* **Task instructions**:
Check every line of the entries for "extensions", and copy the lines that hold it.

* **Dataset**:
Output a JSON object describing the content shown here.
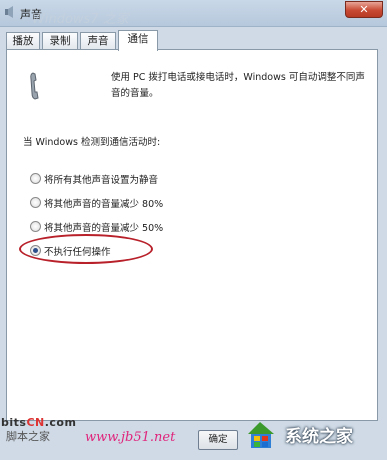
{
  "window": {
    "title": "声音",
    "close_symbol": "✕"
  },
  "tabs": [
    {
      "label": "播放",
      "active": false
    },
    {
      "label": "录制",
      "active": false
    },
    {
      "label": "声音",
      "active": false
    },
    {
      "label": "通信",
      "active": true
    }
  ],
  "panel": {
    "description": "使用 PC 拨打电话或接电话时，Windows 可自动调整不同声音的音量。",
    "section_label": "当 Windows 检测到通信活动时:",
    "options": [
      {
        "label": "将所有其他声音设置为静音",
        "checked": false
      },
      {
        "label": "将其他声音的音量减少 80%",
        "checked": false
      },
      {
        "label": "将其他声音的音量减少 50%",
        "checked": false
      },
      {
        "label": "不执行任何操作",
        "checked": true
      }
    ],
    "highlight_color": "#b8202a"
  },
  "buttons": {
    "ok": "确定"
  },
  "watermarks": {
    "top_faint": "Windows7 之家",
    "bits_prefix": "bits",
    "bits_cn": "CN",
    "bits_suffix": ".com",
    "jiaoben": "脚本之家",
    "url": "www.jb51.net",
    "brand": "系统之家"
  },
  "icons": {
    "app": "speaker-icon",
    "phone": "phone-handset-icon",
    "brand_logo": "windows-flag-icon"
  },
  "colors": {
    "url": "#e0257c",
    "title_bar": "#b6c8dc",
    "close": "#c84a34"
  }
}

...

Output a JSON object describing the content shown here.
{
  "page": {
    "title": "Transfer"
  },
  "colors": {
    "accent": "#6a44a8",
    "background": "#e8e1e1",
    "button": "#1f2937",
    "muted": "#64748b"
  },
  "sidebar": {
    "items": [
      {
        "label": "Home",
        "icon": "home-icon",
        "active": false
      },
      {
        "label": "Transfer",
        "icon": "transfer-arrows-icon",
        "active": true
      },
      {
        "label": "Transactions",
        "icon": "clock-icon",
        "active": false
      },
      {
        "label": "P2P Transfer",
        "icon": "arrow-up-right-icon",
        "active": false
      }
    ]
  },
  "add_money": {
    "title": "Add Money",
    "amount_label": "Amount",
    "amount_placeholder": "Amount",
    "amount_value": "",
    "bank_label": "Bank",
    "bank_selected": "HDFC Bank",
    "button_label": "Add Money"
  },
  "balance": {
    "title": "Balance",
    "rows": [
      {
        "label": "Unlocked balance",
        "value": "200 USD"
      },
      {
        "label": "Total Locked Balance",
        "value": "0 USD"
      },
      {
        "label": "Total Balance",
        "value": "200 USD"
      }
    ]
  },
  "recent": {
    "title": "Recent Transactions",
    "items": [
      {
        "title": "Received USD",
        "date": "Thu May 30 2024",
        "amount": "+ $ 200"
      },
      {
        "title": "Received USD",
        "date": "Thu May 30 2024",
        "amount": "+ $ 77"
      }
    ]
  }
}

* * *

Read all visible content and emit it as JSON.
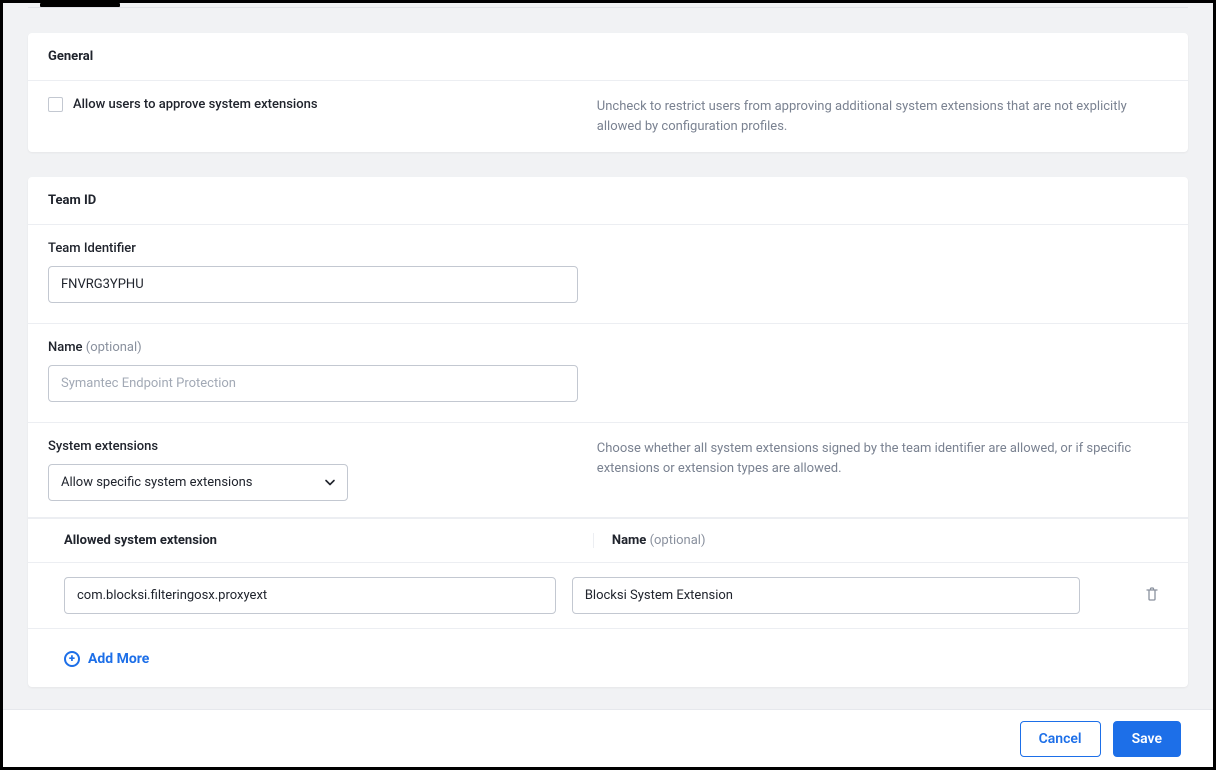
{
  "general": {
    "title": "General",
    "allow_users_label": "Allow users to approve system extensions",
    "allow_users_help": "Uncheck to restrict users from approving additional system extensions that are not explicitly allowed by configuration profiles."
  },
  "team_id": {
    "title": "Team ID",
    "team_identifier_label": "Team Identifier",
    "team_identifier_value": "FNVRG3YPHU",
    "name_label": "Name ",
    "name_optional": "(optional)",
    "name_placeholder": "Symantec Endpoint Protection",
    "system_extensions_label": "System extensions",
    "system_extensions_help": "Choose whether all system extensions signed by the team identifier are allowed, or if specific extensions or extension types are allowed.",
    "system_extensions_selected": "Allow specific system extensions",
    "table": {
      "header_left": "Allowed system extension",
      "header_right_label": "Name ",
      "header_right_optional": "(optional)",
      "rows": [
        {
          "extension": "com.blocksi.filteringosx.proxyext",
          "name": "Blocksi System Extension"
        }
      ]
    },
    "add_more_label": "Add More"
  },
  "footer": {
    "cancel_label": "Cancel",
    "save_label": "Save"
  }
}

* **Answer section**:
    "allow_users_label": "Allow users to approve system extensions",
    "allow_users_help": "Uncheck to restrict users from approving additional system extensions that are not explicitly allowed by configuration profiles."
    "system_extensions_label": "System extensions",
    "system_extensions_help": "Choose whether all system extensions signed by the team identifier are allowed, or if specific extensions or extension types are allowed.",
    "system_extensions_selected": "Allow specific system extensions",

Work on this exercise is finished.